Task brief: Copy every line from the records below that holds the word "this".

>>>

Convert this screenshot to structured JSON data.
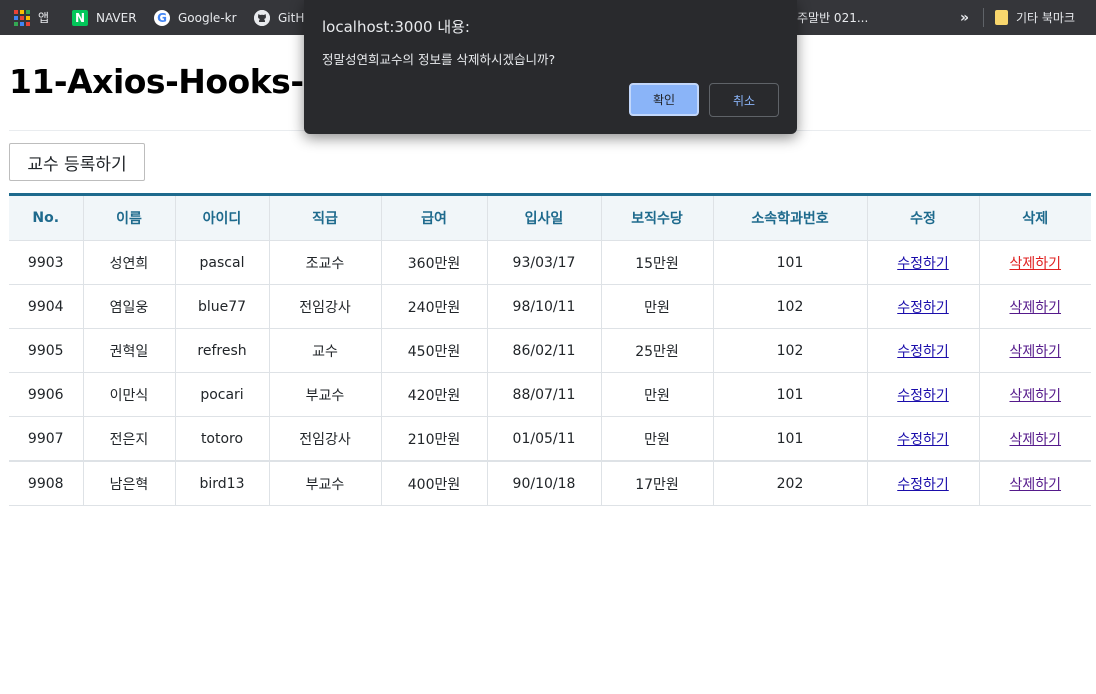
{
  "bookmarks": {
    "items": [
      {
        "label": "앱",
        "icon": "apps-grid-icon"
      },
      {
        "label": "NAVER",
        "icon": "naver-icon",
        "glyph": "N"
      },
      {
        "label": "Google-kr",
        "icon": "google-icon",
        "glyph": "G"
      },
      {
        "label": "GitH",
        "icon": "github-icon"
      },
      {
        "label": "주말반 021...",
        "icon": "bookmark-icon"
      }
    ],
    "more": "»",
    "other_bookmarks": "기타 북마크"
  },
  "page": {
    "title": "11-Axios-Hooks-C",
    "register_button": "교수 등록하기"
  },
  "table": {
    "headers": [
      "No.",
      "이름",
      "아이디",
      "직급",
      "급여",
      "입사일",
      "보직수당",
      "소속학과번호",
      "수정",
      "삭제"
    ],
    "rows": [
      [
        "9903",
        "성연희",
        "pascal",
        "조교수",
        "360만원",
        "93/03/17",
        "15만원",
        "101",
        "수정하기",
        "삭제하기"
      ],
      [
        "9904",
        "염일웅",
        "blue77",
        "전임강사",
        "240만원",
        "98/10/11",
        "만원",
        "102",
        "수정하기",
        "삭제하기"
      ],
      [
        "9905",
        "권혁일",
        "refresh",
        "교수",
        "450만원",
        "86/02/11",
        "25만원",
        "102",
        "수정하기",
        "삭제하기"
      ],
      [
        "9906",
        "이만식",
        "pocari",
        "부교수",
        "420만원",
        "88/07/11",
        "만원",
        "101",
        "수정하기",
        "삭제하기"
      ],
      [
        "9907",
        "전은지",
        "totoro",
        "전임강사",
        "210만원",
        "01/05/11",
        "만원",
        "101",
        "수정하기",
        "삭제하기"
      ],
      [
        "9908",
        "남은혁",
        "bird13",
        "부교수",
        "400만원",
        "90/10/18",
        "17만원",
        "202",
        "수정하기",
        "삭제하기"
      ]
    ]
  },
  "dialog": {
    "title": "localhost:3000 내용:",
    "message": "정말성연희교수의 정보를 삭제하시겠습니까?",
    "ok_label": "확인",
    "cancel_label": "취소"
  },
  "colors": {
    "accent": "#1e6a8d",
    "header_bg": "#f1f6f9",
    "dialog_bg": "#292a2d",
    "dialog_ok": "#8ab4f8",
    "active_delete_link": "#e02020"
  }
}
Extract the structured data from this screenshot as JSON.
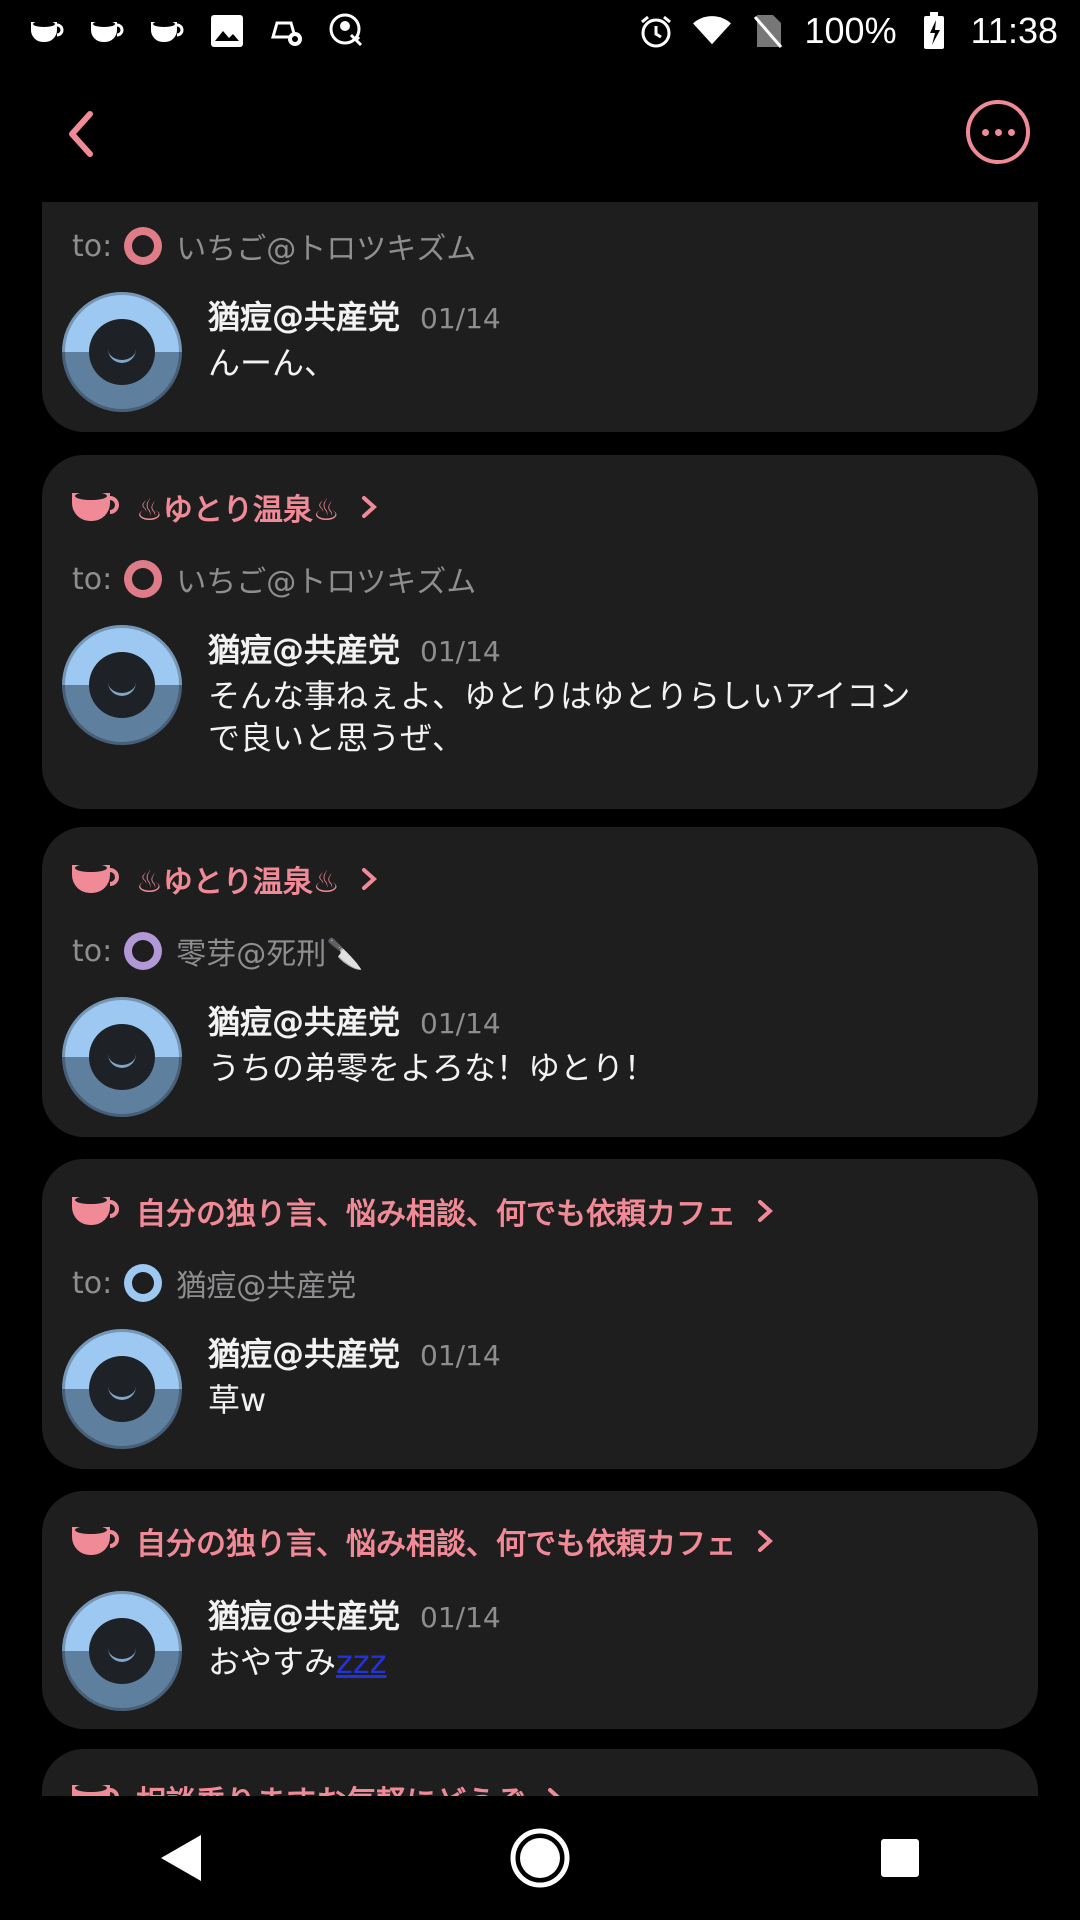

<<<

Result:
Convert this screenshot to structured JSON data.
Extract the structured data from this screenshot as JSON.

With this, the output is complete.